By Ambassador Melanne Verveer and Dr. Robert Egnell
Originally posted on Huffington Post here.
The brutality of ISIS, Russia’s aggression in Ukraine and the Ebola epidemic are issues that give us the sense that we are returning to a harsher and more violent world of “realpolitik” than what we have witnessed during the last couple of decades. Decision makers are constantly faced with the difficult task of how to most effectively use resources to maximize national security and enhance international peace. But, when the world is on fire, is there really room to ignore the role of women in peace and security?
The answer is no! Focusing on women, peace and security does not mean shifting focus from “hard” to “soft” issues. Women constitute half the world’s population. Incorporating their perspectives is not merely the right thing to do, it is also the smart and strategic thing to do. Ensuring women’s participation is at the heart of better understanding and dealing with the threats that we face with the right instruments, and in the most effective manner possible. This agenda serves as a critical instrument in the work to prevent armed conflict, create peace where violence has broken out, and support reconciliation and reconstruction processes after war.
At a recent speech at Georgetown University on inclusive security, former U.S. Secretary of State Hillary Rodham Clinton noted that when women participate in peace processes, “overlooked issues such as human rights, individual justice, national reconciliation, and economic renewal are often brought to the forefront.”

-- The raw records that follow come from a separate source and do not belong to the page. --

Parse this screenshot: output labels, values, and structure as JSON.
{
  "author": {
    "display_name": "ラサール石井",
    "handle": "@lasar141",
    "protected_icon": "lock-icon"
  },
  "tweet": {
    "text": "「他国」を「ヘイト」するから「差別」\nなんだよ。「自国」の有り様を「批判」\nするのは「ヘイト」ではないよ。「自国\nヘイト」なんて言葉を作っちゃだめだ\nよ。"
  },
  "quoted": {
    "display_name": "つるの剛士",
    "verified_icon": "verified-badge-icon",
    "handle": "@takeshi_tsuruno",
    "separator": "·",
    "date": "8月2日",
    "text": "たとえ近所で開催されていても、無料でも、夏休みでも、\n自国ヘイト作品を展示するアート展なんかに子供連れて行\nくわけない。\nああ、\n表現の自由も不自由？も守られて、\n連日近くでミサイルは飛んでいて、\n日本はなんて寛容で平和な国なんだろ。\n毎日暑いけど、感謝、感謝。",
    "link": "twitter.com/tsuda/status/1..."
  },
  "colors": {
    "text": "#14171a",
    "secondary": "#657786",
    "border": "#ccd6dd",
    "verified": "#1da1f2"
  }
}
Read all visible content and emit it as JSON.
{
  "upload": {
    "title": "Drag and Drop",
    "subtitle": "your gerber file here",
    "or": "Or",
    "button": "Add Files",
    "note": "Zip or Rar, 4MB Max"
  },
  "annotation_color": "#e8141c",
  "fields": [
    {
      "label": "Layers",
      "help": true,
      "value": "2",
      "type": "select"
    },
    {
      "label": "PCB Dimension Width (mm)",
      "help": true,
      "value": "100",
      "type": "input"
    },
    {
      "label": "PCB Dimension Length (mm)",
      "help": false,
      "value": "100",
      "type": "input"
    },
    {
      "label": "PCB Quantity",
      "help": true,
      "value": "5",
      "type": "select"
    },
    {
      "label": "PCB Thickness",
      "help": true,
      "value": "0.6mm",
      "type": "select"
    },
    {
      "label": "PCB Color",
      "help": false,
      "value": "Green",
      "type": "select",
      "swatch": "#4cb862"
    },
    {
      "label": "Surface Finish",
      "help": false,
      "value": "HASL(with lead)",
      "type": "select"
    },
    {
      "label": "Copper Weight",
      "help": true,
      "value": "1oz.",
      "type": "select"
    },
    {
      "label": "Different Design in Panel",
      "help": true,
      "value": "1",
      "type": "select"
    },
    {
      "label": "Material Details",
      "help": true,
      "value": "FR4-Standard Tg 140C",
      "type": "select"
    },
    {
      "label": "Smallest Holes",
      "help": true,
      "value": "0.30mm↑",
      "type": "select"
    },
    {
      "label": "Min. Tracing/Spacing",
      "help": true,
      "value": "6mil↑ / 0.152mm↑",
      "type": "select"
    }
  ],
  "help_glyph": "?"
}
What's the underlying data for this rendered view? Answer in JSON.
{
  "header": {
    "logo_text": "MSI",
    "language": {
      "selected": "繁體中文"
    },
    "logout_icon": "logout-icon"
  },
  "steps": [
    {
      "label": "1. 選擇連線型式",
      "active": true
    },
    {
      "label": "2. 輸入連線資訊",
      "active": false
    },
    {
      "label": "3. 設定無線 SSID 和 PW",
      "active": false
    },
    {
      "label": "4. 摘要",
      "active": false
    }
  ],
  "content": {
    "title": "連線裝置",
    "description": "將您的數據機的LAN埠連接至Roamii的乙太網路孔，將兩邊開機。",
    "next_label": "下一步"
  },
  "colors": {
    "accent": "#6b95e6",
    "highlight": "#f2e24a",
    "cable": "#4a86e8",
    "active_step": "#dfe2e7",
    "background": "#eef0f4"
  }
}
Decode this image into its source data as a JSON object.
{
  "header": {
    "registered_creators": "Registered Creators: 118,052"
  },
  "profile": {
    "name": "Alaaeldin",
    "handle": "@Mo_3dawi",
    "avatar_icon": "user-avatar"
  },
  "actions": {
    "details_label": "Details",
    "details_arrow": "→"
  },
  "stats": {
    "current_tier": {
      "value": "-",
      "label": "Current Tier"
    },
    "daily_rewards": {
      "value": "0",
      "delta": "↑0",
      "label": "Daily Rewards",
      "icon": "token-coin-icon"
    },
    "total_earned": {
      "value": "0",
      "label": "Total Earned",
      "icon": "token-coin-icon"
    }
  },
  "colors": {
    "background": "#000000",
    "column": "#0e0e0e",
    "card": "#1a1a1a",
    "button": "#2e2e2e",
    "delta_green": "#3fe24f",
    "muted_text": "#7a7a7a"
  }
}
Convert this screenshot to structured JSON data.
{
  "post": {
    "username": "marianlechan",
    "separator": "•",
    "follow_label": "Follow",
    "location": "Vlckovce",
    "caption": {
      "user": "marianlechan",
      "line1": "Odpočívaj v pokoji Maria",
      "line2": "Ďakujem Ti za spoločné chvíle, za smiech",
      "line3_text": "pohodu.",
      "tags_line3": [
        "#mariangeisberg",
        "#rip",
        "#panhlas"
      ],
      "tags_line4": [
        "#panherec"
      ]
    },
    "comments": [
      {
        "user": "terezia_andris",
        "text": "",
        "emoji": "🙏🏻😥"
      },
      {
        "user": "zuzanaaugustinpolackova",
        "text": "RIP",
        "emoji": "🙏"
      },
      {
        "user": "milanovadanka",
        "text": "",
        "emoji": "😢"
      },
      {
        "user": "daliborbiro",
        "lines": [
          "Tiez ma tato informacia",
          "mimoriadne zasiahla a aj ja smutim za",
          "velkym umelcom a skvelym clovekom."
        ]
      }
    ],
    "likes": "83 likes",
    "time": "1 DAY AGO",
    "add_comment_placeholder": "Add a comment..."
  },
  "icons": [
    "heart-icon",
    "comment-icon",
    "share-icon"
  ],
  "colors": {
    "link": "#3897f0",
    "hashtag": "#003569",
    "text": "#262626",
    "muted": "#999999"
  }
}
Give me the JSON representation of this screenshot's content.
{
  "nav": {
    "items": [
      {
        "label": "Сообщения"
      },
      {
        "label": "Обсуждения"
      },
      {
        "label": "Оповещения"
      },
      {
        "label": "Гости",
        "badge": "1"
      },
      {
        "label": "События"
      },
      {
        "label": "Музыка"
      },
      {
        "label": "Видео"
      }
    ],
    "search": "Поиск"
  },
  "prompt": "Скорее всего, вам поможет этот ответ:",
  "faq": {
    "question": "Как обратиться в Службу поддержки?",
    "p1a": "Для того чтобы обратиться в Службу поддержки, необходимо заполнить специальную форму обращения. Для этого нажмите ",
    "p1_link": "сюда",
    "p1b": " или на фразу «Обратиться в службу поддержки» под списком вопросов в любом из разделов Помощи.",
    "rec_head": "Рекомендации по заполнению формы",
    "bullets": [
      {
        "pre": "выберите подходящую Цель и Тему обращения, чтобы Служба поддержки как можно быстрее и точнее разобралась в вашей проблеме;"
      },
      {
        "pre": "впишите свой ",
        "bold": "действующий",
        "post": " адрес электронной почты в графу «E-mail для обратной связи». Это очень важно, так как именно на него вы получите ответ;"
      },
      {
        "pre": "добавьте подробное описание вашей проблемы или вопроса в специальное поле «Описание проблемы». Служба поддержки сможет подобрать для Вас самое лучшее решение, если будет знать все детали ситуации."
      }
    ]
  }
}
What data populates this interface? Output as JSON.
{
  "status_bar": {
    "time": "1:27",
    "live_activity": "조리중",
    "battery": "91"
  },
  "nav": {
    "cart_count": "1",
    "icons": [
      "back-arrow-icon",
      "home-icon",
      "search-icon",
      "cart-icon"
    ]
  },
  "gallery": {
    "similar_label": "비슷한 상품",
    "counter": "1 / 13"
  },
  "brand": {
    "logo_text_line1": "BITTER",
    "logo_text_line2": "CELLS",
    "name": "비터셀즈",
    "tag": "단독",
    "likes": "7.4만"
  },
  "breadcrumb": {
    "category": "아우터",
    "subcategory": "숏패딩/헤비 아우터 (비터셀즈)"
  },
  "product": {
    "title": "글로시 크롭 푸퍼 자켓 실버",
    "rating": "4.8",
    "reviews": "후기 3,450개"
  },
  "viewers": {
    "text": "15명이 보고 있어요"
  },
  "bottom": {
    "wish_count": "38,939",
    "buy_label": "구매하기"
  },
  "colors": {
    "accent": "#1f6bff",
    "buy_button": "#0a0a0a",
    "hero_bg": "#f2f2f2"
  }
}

The backdrop for these issues is the United Nations Agenda for Women, Peace and Security, which was codified in the landmark Security Council Resolution 1325 (2000), as well as a number of subsequent resolutions that build upon this foundation and lay out steps for implementation. Many countries have already started grappling with these issues by writing National Action Plans on Women, Peace and Security, and by implementing these perspectives within military, diplomatic and development operations.
However, implementation is slow and, in many cases, accompanied by strong resistance and lack of understanding. By building the knowledge and capacity of those designing and implementing national action plans, we can ensure that progress quickens on women, peace and security around the globe. According to Secretary Clinton, we must begin “shifting from saying the right things to doing the right things, putting into action the steps that are necessary not only to protect women and children, but to find ways of utilizing women as makers and keepers of peace.”
We know that women are uniquely and disproportionately affected by armed conflict, climate change and natural disasters. We also know that women are oftentimes marginalized. Accountability for harms suffered – such as sexual violence – is bargained away during negotiations to end hostilities. The same is often true after a peace agreement is signed. Is it really any surprise then that half of all peace agreements fail within the first five years of being adopted?
Policies and practices to protect women during conflict and ensure their participation in the resolution of those conflicts rely on an understanding of women’s roles within society. Ine Eriksen Søreide, Minister of Defence of the Kingdom of Norway, reminds us, “women are not only the victims – they’re also important actors.” Grassroots women are, more often than not, mobilized for peace, but they rarely receive the recognition they deserve from national and international authorities. Their voices do not always carry over into the halls of power.
Focusing on advancing women’s roles in peace and security efforts, including military operations, is not only about women’s rights, but also about increasing operational effectiveness. Missions in Kosovo, Iraq and Afghanistan have clearly demonstrated that military operations often require a gender perspective in order to be effective – whether for intelligence gathering, stabilization mandates, or training and equipping local forces. Jens Stoltenberg, Secretary General of NATO has argued, “integrating gender perspectives into our activities makes us a more modern, ready, and responsive alliance…it allows us to respond better and smarter to the many complex security challenges we face today.” Major General Adrian Foster, Deputy Military Adviser for the United Nations Department of Peacekeeping Operations similarly argues that “gender is no longer an optional-add on; it is an operational necessity.”
The security threats and challenges we face, most often, result from a failure to address the root causes of conflict. The women, peace and security agenda sees a broader scope of security issues, which can help decision makers to recognize and deal with the underlying causes of problems and the instruments needed for dealing with them – preferably before armed conflicts or terror attacks occur. According to Staffan de Mistura, United Nations Special Envoy for Syria, “In no place have I not seen women being major a player in helping…to produce a peaceful solution to a conflict.”
A solid foundation of research and experience shows us that gender equality, women’s participation and the implementation of gender perspectives lead to increased effectiveness in our aspirations for peace, security and human rights – locally, nationally and globally. It is certainly not a “silver bullet”, nor the answer to every problem. However, dealing with the complex security challenges facing our world indeed requires incorporating women into peace and security operations for greater effectiveness.